Talk us through your ideal Sunday morning? Running on Watership Down with Slipper & then into my studio for the rest of the day.
Do you have any habits whilst working in your studio? Listening to music or the radio but nothing that will interfere too much with my headspace.
If you could get private plane just for the day, where would you go? Back to Afghanistan; I was there in 2011. It’s an astoundingly beautiful country, wild & dramatic with a rich complex history. I met some totally crazy, wonderful people like Jason Howe a conflict photographer, living in Kabul.
Who inspires you most? My mother, she’s resilient, selfless, open-minded & really good fun.
What was the last song you listened to? Courage by Villagers
Where is your happy place? Up on the gallops just above where I live on Watership Down. Until recently I rode out for racehorse trainer Andrew Balding. It’s exhilarating working the horses early in the morning on the gallops & the views up there are breathtaking.
Can you remember the first work of art that moved you? On first seeing Joseph Beuy’s installation “The End of The Twentieth Century in the Tate”, I was utterly baffled.
What is it about that piece that spoke to you? It‘s monumental scale inspired me; it’s elemental & primordial. It alludes to the tragedy of two world wars. It speaks of healing, regeneration & the end of an old world & the birth of a new ecologically conscious one.
What role do you think art plays in our daily life? Picasso said “the purpose of art is washing the dust of daily life off our souls”. Art pushes us out of our comfort zone & illuminates that which has been hidden from us.
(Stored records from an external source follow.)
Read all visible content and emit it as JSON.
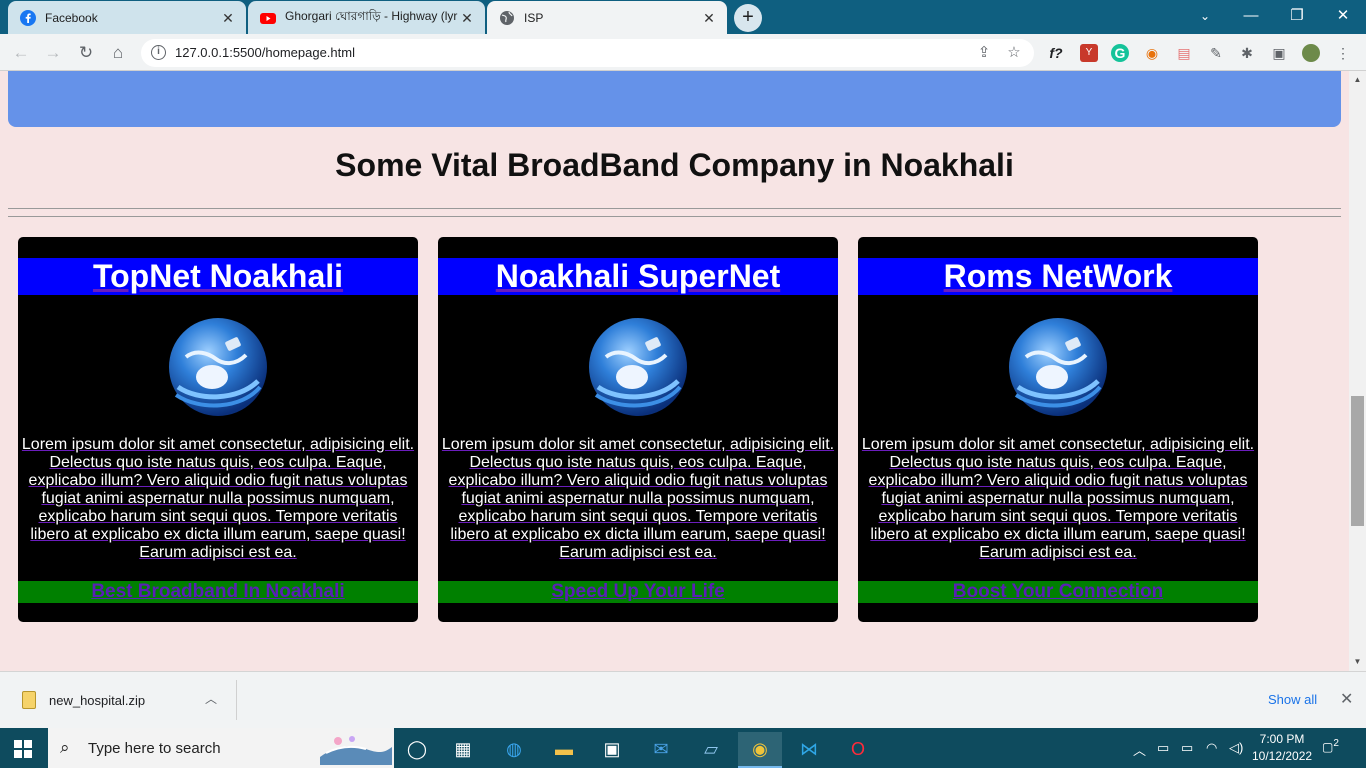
{
  "browser": {
    "tabs": [
      {
        "title": "Facebook",
        "favicon": "facebook-icon",
        "color": "#1877f2",
        "active": false
      },
      {
        "title": "Ghorgari ঘোরগাড়ি - Highway (lyr",
        "favicon": "youtube-icon",
        "color": "#ff0000",
        "active": false
      },
      {
        "title": "ISP",
        "favicon": "globe-icon",
        "color": "#5f6368",
        "active": true
      }
    ],
    "url": "127.0.0.1:5500/homepage.html"
  },
  "page": {
    "heading": "Some Vital BroadBand Company in Noakhali",
    "cards": [
      {
        "title": "TopNet Noakhali",
        "description": "Lorem ipsum dolor sit amet consectetur, adipisicing elit. Delectus quo iste natus quis, eos culpa. Eaque, explicabo illum? Vero aliquid odio fugit natus voluptas fugiat animi aspernatur nulla possimus numquam, explicabo harum sint sequi quos. Tempore veritatis libero at explicabo ex dicta illum earum, saepe quasi! Earum adipisci est ea.",
        "footer_link": "Best Broadband In Noakhali"
      },
      {
        "title": "Noakhali SuperNet",
        "description": "Lorem ipsum dolor sit amet consectetur, adipisicing elit. Delectus quo iste natus quis, eos culpa. Eaque, explicabo illum? Vero aliquid odio fugit natus voluptas fugiat animi aspernatur nulla possimus numquam, explicabo harum sint sequi quos. Tempore veritatis libero at explicabo ex dicta illum earum, saepe quasi! Earum adipisci est ea.",
        "footer_link": "Speed Up Your Life"
      },
      {
        "title": "Roms NetWork",
        "description": "Lorem ipsum dolor sit amet consectetur, adipisicing elit. Delectus quo iste natus quis, eos culpa. Eaque, explicabo illum? Vero aliquid odio fugit natus voluptas fugiat animi aspernatur nulla possimus numquam, explicabo harum sint sequi quos. Tempore veritatis libero at explicabo ex dicta illum earum, saepe quasi! Earum adipisci est ea.",
        "footer_link": "Boost Your Connection"
      }
    ]
  },
  "download_shelf": {
    "filename": "new_hospital.zip",
    "show_all": "Show all"
  },
  "taskbar": {
    "search_placeholder": "Type here to search",
    "time": "7:00 PM",
    "date": "10/12/2022",
    "notification_count": "2"
  },
  "colors": {
    "page_bg": "#f7e4e4",
    "hero": "#6592e9",
    "card_header": "#0000ff",
    "card_footer": "#008000"
  }
}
And last but not least, if you could describe yourself in one sentence, what would it be? Unrealistically optimistic; a dreamer…Very much dominated by the right hemisphere.